Attribution is a huge challenge for marketers. What we mean by attribution with regards to marketing is the analysis of the combination of events which cause consumers to behave in a certain way. Marketing Attribution looks at the order that the events or triggers that elicit consumer behaviour happen in. And when we talk about behaviours, we mean of course conversions. Marketing attribution looks at the impact every aspect of a marketing campaign has in influencing a consumer’s purchasing behaviours. From there we can compare the value of different marketing channels, methods, and approaches. In short, marketing attribution asks; is my marketing working? Google attribution seeks to answer that question.


Google attribution will pull in data from AdWords, Google Analytics, and DoubleClick Search, without any additional tagging. Marketers can then adjust their AdWord bids and readdress their strategies accordingly. Google will use machine learning to work out how much credit you will need to apply to your paid campaigns. From the first time consumers engage with your brand down to the final click before purchase, it will give you an idea of the conversion patterns for your consumers, looking at who convert and who don’t, so you can decide where and how to spend.


Offline store sales are going to be tracked as well. If you collect email information from your customers in your bricks and mortar shops you can then import this store sales data into Google AdWords. If you’re operating in the US, you can gain access to data relating to 70% of debit card transactions, through Google, also.


One of the key selling points of Google Attribution is the fact that it is free. The Google attribution 360 is a paid service, however, this new platform is absolutely free. So if you are already using Google AdWords and relying on it for advertising and to optimise your conversions, it makes sense to start using the two simultaneously. If you are a small or medium sized company it is a no brainer to seek to absorb this free data and understand where best to focus your efforts.


Obviously, there are privacy concerns. Google has partnered with firms to gain access to data for billions of credit card transactions and this is a concern for many. However, Google is adamant that it only has access to spending data, not transaction details. Consumer details will be encrypted so they will remain anonymous.


It seems like a favourable option for marketers to use Google Attribution. The only downside is that some are skeptical of the fact that Google has essentially built a system of checks and balances, for something it already owns and wants to keep. The likelihood that Google Attribution will ever tell brands to spend less is laughable, they will just tell you that you have to spend in different areas. It would not be in their interest to reduce their own profits for the sake of your business success.  What stands in Google’s favour is the amount of brand trust that is placed upon them by companies.

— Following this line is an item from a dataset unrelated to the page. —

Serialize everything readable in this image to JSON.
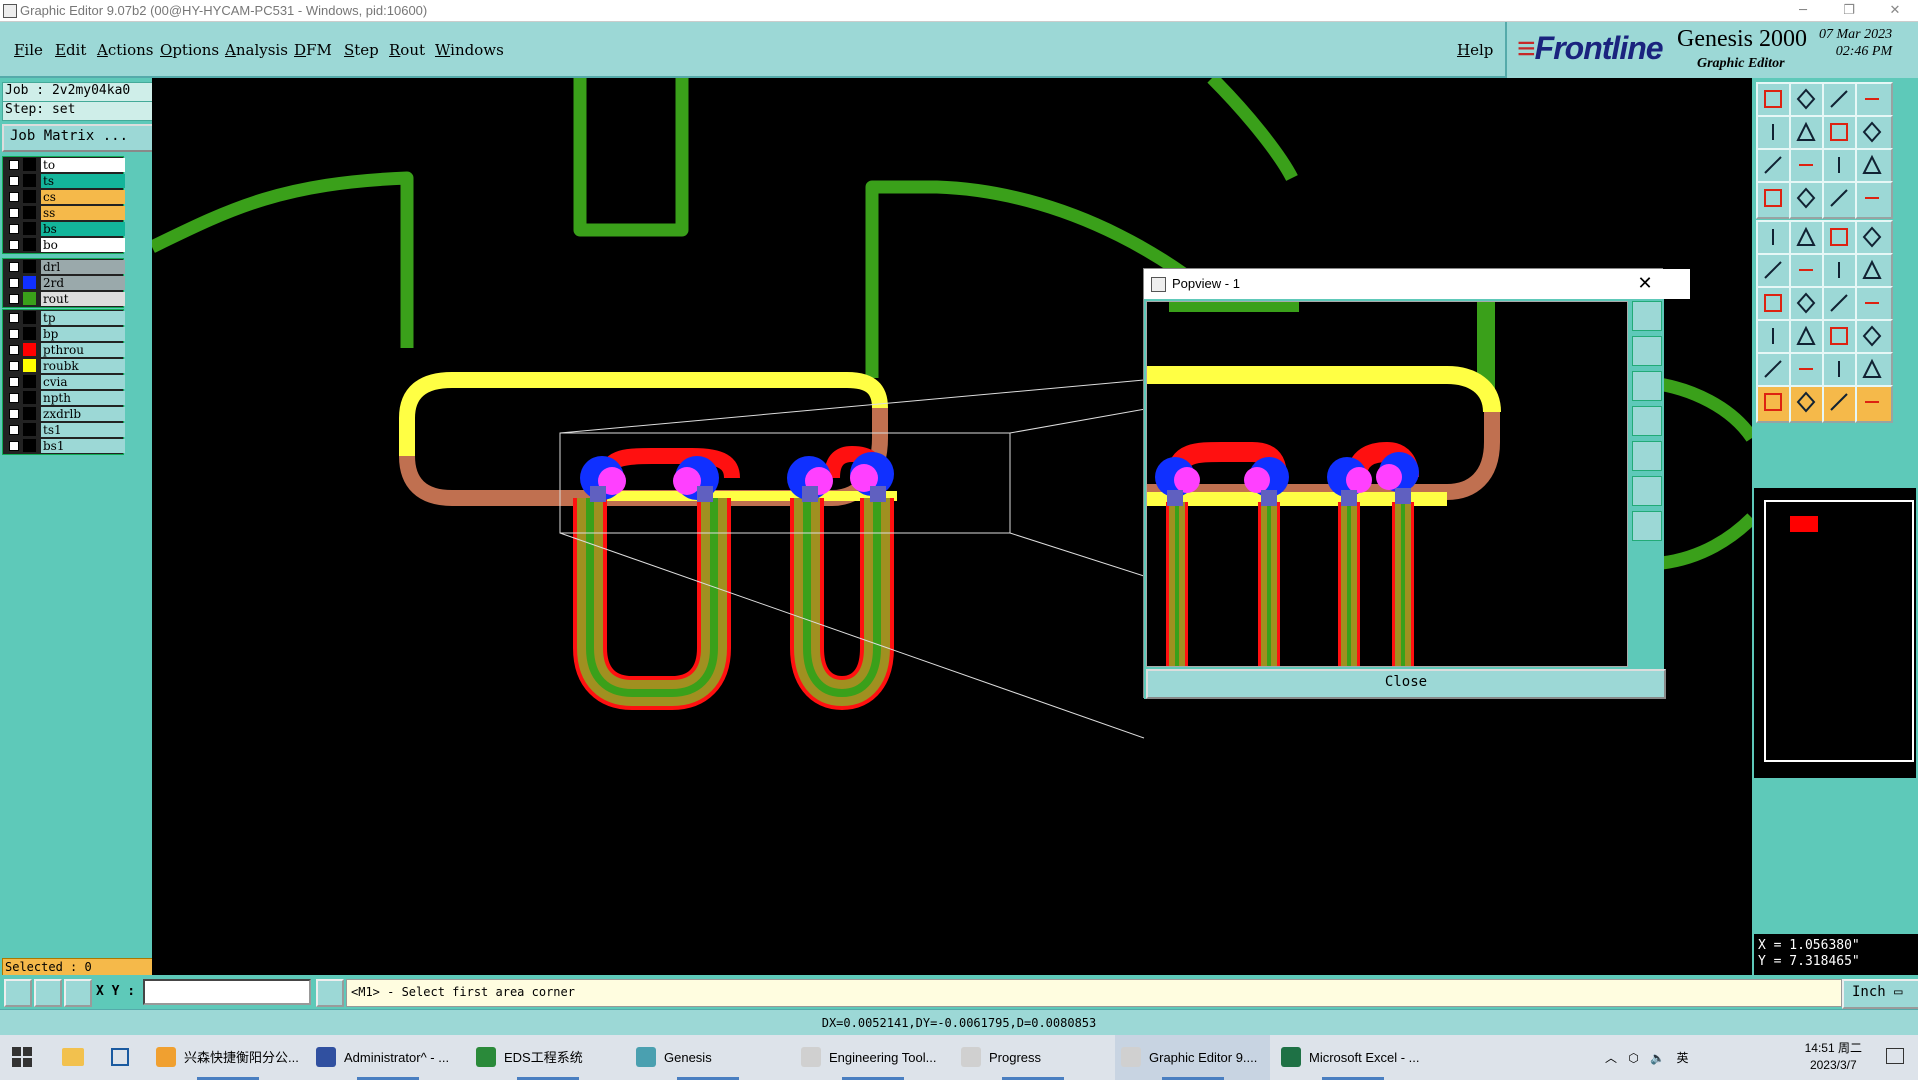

Many marketers have already decided to make themselves dependent on Google and for that reason alone, this new platform is likely to see an enthusiastic uptake.